--- Directions for this task ---
The entries are to be written out again with no differences.
### Data supplied ###
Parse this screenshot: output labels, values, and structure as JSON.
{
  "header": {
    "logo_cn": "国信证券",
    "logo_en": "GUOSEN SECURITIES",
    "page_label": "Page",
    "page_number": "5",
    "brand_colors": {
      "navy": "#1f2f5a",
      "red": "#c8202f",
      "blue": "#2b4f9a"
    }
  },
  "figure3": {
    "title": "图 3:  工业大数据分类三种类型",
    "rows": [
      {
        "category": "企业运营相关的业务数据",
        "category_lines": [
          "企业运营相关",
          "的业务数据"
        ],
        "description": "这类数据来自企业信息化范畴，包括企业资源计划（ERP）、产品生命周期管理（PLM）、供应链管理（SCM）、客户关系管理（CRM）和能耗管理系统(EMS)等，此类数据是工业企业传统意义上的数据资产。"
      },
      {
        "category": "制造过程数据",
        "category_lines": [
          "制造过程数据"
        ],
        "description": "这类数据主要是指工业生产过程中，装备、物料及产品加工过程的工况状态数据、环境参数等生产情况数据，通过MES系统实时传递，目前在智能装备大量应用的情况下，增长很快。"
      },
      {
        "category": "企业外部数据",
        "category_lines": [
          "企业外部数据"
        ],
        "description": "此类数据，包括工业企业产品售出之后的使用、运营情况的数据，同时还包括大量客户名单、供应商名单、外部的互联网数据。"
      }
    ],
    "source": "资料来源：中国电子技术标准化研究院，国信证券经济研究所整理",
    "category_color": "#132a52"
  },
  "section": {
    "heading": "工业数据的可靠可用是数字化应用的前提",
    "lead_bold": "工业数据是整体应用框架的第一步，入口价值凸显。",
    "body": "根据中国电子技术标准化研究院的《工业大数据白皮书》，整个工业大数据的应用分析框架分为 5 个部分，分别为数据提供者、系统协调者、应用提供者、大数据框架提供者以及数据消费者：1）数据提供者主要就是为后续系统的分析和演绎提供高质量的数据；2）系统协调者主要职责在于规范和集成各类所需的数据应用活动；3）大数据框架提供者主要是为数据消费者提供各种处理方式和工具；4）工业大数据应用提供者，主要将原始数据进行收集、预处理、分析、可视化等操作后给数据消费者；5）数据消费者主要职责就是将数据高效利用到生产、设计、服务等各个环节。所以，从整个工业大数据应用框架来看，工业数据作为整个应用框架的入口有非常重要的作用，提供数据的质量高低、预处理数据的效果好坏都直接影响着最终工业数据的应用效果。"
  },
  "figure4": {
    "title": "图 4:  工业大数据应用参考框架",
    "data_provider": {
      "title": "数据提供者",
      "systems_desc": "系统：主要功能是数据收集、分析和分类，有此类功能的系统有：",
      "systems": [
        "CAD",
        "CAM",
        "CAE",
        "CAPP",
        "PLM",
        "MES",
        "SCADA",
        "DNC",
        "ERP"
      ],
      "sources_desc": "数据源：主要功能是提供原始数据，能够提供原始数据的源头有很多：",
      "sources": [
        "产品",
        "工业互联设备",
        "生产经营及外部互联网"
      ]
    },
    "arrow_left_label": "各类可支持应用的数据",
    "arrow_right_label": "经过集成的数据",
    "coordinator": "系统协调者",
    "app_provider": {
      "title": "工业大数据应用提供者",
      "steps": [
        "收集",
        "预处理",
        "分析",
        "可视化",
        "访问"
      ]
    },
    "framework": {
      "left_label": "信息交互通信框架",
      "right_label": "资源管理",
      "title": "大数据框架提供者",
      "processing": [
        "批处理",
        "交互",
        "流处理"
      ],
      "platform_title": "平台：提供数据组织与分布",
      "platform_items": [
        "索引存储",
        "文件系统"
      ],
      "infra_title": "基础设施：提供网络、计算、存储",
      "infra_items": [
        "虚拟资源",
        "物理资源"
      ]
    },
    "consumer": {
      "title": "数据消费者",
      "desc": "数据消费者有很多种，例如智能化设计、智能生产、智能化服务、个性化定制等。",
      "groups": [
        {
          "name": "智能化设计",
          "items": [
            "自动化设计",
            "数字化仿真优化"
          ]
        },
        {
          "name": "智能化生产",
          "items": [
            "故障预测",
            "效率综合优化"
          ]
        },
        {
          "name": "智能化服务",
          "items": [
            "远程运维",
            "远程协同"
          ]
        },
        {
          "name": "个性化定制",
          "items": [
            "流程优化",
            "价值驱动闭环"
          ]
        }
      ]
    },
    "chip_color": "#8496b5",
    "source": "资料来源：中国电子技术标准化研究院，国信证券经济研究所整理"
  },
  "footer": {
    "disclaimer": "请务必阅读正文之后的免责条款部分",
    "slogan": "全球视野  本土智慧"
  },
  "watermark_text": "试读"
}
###
--- Response for this exercise ---
Parse this screenshot: output labels, values, and structure as JSON.
{
  "header": {
    "logo_cn": "国信证券",
    "logo_en": "GUOSEN SECURITIES",
    "page_label": "Page",
    "page_number": "5",
    "brand_colors": {
      "navy": "#1f2f5a",
      "red": "#c8202f",
      "blue": "#2b4f9a"
    }
  },
  "figure3": {
    "title": "图 3:  工业大数据分类三种类型",
    "rows": [
      {
        "category": "企业运营相关的业务数据",
        "category_lines": [
          "企业运营相关",
          "的业务数据"
        ],
        "description": "这类数据来自企业信息化范畴，包括企业资源计划（ERP）、产品生命周期管理（PLM）、供应链管理（SCM）、客户关系管理（CRM）和能耗管理系统(EMS)等，此类数据是工业企业传统意义上的数据资产。"
      },
      {
        "category": "制造过程数据",
        "category_lines": [
          "制造过程数据"
        ],
        "description": "这类数据主要是指工业生产过程中，装备、物料及产品加工过程的工况状态数据、环境参数等生产情况数据，通过MES系统实时传递，目前在智能装备大量应用的情况下，增长很快。"
      },
      {
        "category": "企业外部数据",
        "category_lines": [
          "企业外部数据"
        ],
        "description": "此类数据，包括工业企业产品售出之后的使用、运营情况的数据，同时还包括大量客户名单、供应商名单、外部的互联网数据。"
      }
    ],
    "source": "资料来源：中国电子技术标准化研究院，国信证券经济研究所整理",
    "category_color": "#132a52"
  },
  "section": {
    "heading": "工业数据的可靠可用是数字化应用的前提",
    "lead_bold": "工业数据是整体应用框架的第一步，入口价值凸显。",
    "body": "根据中国电子技术标准化研究院的《工业大数据白皮书》，整个工业大数据的应用分析框架分为 5 个部分，分别为数据提供者、系统协调者、应用提供者、大数据框架提供者以及数据消费者：1）数据提供者主要就是为后续系统的分析和演绎提供高质量的数据；2）系统协调者主要职责在于规范和集成各类所需的数据应用活动；3）大数据框架提供者主要是为数据消费者提供各种处理方式和工具；4）工业大数据应用提供者，主要将原始数据进行收集、预处理、分析、可视化等操作后给数据消费者；5）数据消费者主要职责就是将数据高效利用到生产、设计、服务等各个环节。所以，从整个工业大数据应用框架来看，工业数据作为整个应用框架的入口有非常重要的作用，提供数据的质量高低、预处理数据的效果好坏都直接影响着最终工业数据的应用效果。"
  },
  "figure4": {
    "title": "图 4:  工业大数据应用参考框架",
    "data_provider": {
      "title": "数据提供者",
      "systems_desc": "系统：主要功能是数据收集、分析和分类，有此类功能的系统有：",
      "systems": [
        "CAD",
        "CAM",
        "CAE",
        "CAPP",
        "PLM",
        "MES",
        "SCADA",
        "DNC",
        "ERP"
      ],
      "sources_desc": "数据源：主要功能是提供原始数据，能够提供原始数据的源头有很多：",
      "sources": [
        "产品",
        "工业互联设备",
        "生产经营及外部互联网"
      ]
    },
    "arrow_left_label": "各类可支持应用的数据",
    "arrow_right_label": "经过集成的数据",
    "coordinator": "系统协调者",
    "app_provider": {
      "title": "工业大数据应用提供者",
      "steps": [
        "收集",
        "预处理",
        "分析",
        "可视化",
        "访问"
      ]
    },
    "framework": {
      "left_label": "信息交互通信框架",
      "right_label": "资源管理",
      "title": "大数据框架提供者",
      "processing": [
        "批处理",
        "交互",
        "流处理"
      ],
      "platform_title": "平台：提供数据组织与分布",
      "platform_items": [
        "索引存储",
        "文件系统"
      ],
      "infra_title": "基础设施：提供网络、计算、存储",
      "infra_items": [
        "虚拟资源",
        "物理资源"
      ]
    },
    "consumer": {
      "title": "数据消费者",
      "desc": "数据消费者有很多种，例如智能化设计、智能生产、智能化服务、个性化定制等。",
      "groups": [
        {
          "name": "智能化设计",
          "items": [
            "自动化设计",
            "数字化仿真优化"
          ]
        },
        {
          "name": "智能化生产",
          "items": [
            "故障预测",
            "效率综合优化"
          ]
        },
        {
          "name": "智能化服务",
          "items": [
            "远程运维",
            "远程协同"
          ]
        },
        {
          "name": "个性化定制",
          "items": [
            "流程优化",
            "价值驱动闭环"
          ]
        }
      ]
    },
    "chip_color": "#8496b5",
    "source": "资料来源：中国电子技术标准化研究院，国信证券经济研究所整理"
  },
  "footer": {
    "disclaimer": "请务必阅读正文之后的免责条款部分",
    "slogan": "全球视野  本土智慧"
  },
  "watermark_text": "试读"
}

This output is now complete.